▸ **WHAT TO PRODUCE**
Determine how many lines in the entries below contain "title", and output that number alone.

(Website and app data records)

*** Block opens ***

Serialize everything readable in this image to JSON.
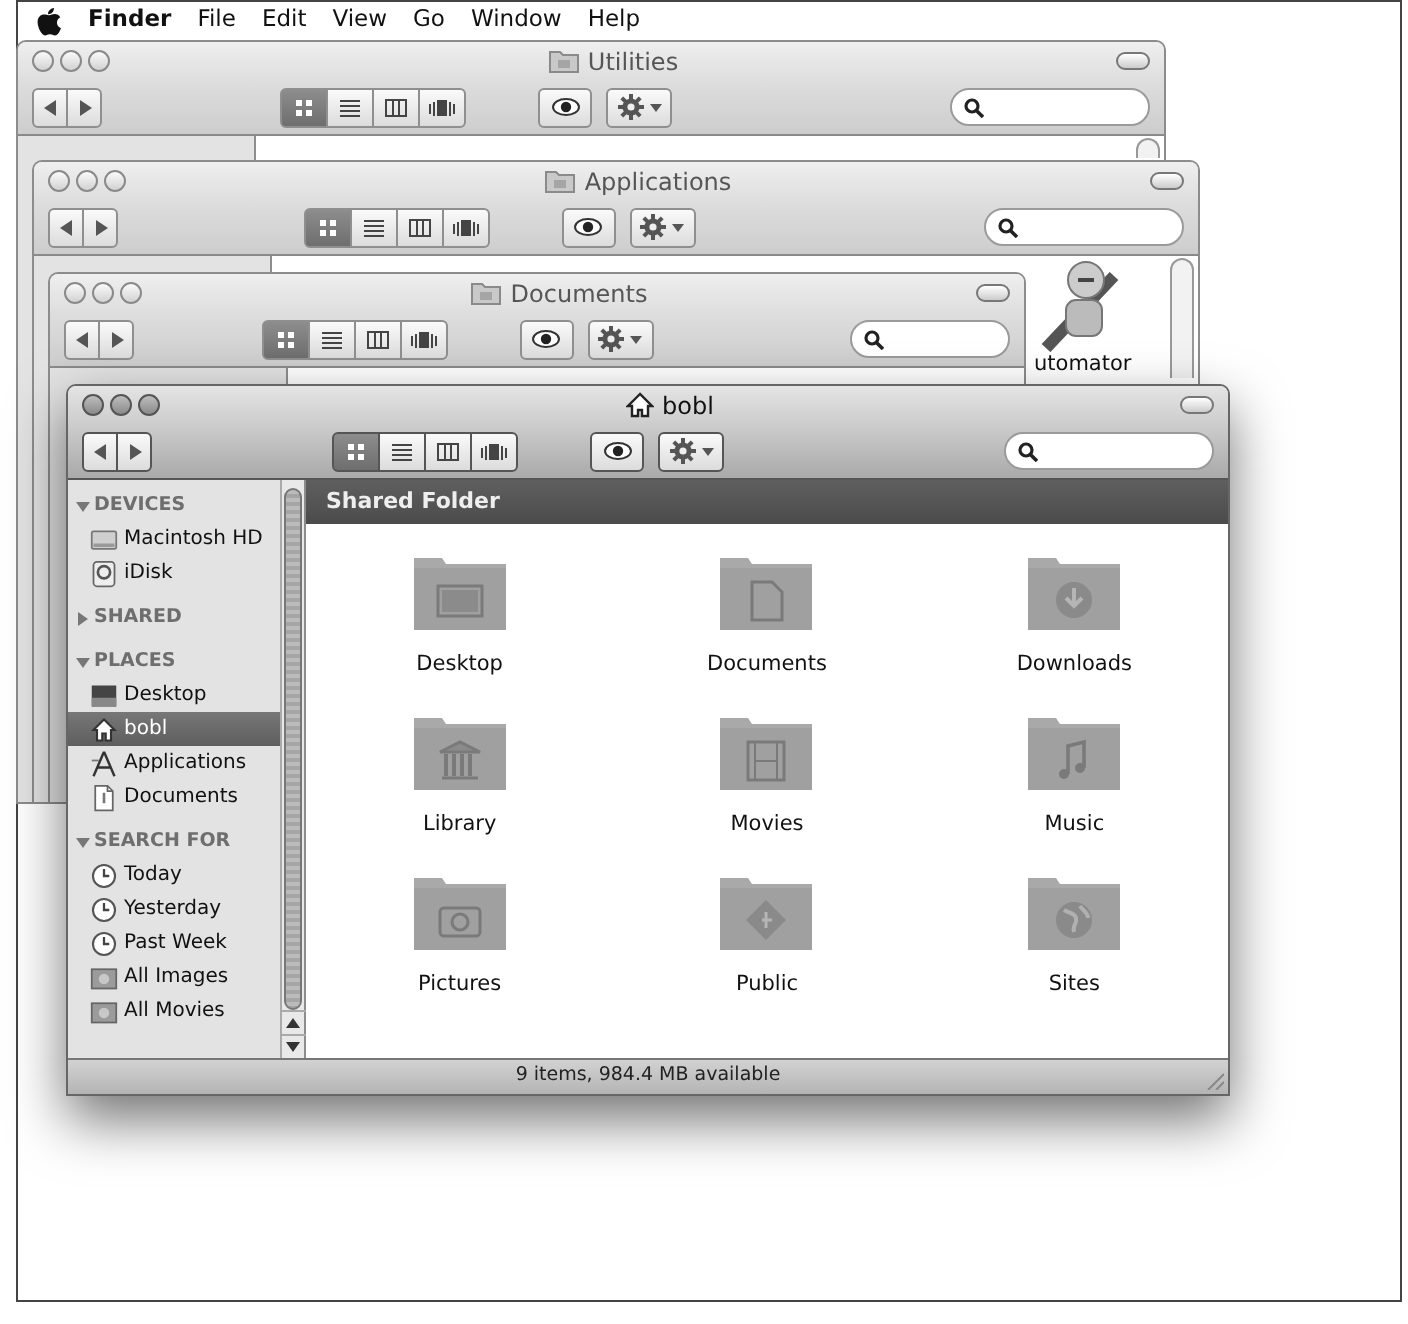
{
  "menu_bar": {
    "app_name": "Finder",
    "menus": [
      "File",
      "Edit",
      "View",
      "Go",
      "Window",
      "Help"
    ]
  },
  "windows": [
    {
      "title": "Utilities",
      "kind": "folder",
      "active": false,
      "view_modes": [
        {
          "kind": "icons",
          "selected": true
        },
        {
          "kind": "list",
          "selected": false
        },
        {
          "kind": "columns",
          "selected": false
        },
        {
          "kind": "cover_flow",
          "selected": false
        }
      ]
    },
    {
      "title": "Applications",
      "kind": "folder",
      "active": false,
      "view_modes": [
        {
          "kind": "icons",
          "selected": true
        },
        {
          "kind": "list",
          "selected": false
        },
        {
          "kind": "columns",
          "selected": false
        },
        {
          "kind": "cover_flow",
          "selected": false
        }
      ],
      "items": [
        {
          "label": "utomator",
          "kind": "robot"
        }
      ]
    },
    {
      "title": "Documents",
      "kind": "folder",
      "active": false,
      "view_modes": [
        {
          "kind": "icons",
          "selected": true
        },
        {
          "kind": "list",
          "selected": false
        },
        {
          "kind": "columns",
          "selected": false
        },
        {
          "kind": "cover_flow",
          "selected": false
        }
      ]
    },
    {
      "title": "bobl",
      "kind": "home",
      "active": true,
      "view_modes": [
        {
          "kind": "icons",
          "selected": true
        },
        {
          "kind": "list",
          "selected": false
        },
        {
          "kind": "columns",
          "selected": false
        },
        {
          "kind": "cover_flow",
          "selected": false
        }
      ],
      "sidebar": [
        {
          "label": "DEVICES",
          "expanded": true,
          "items": [
            {
              "label": "Macintosh HD",
              "kind": "drive",
              "selected": false
            },
            {
              "label": "iDisk",
              "kind": "idisk",
              "selected": false
            }
          ]
        },
        {
          "label": "SHARED",
          "expanded": false
        },
        {
          "label": "PLACES",
          "expanded": true,
          "items": [
            {
              "label": "Desktop",
              "kind": "desktop",
              "selected": false
            },
            {
              "label": "bobl",
              "kind": "home",
              "selected": true
            },
            {
              "label": "Applications",
              "kind": "apps",
              "selected": false
            },
            {
              "label": "Documents",
              "kind": "document",
              "selected": false
            }
          ]
        },
        {
          "label": "SEARCH FOR",
          "expanded": true,
          "items": [
            {
              "label": "Today",
              "kind": "clock",
              "selected": false
            },
            {
              "label": "Yesterday",
              "kind": "clock",
              "selected": false
            },
            {
              "label": "Past Week",
              "kind": "clock",
              "selected": false
            },
            {
              "label": "All Images",
              "kind": "smart",
              "selected": false
            },
            {
              "label": "All Movies",
              "kind": "smart",
              "selected": false
            }
          ]
        }
      ],
      "header": "Shared Folder",
      "items": [
        {
          "label": "Desktop",
          "kind": "desktop"
        },
        {
          "label": "Documents",
          "kind": "documents"
        },
        {
          "label": "Downloads",
          "kind": "downloads"
        },
        {
          "label": "Library",
          "kind": "library"
        },
        {
          "label": "Movies",
          "kind": "movies"
        },
        {
          "label": "Music",
          "kind": "music"
        },
        {
          "label": "Pictures",
          "kind": "pictures"
        },
        {
          "label": "Public",
          "kind": "public"
        },
        {
          "label": "Sites",
          "kind": "sites"
        }
      ],
      "status_bar": "9 items, 984.4 MB available"
    }
  ]
}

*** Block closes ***

▸ **EXPECTED ANSWER**
4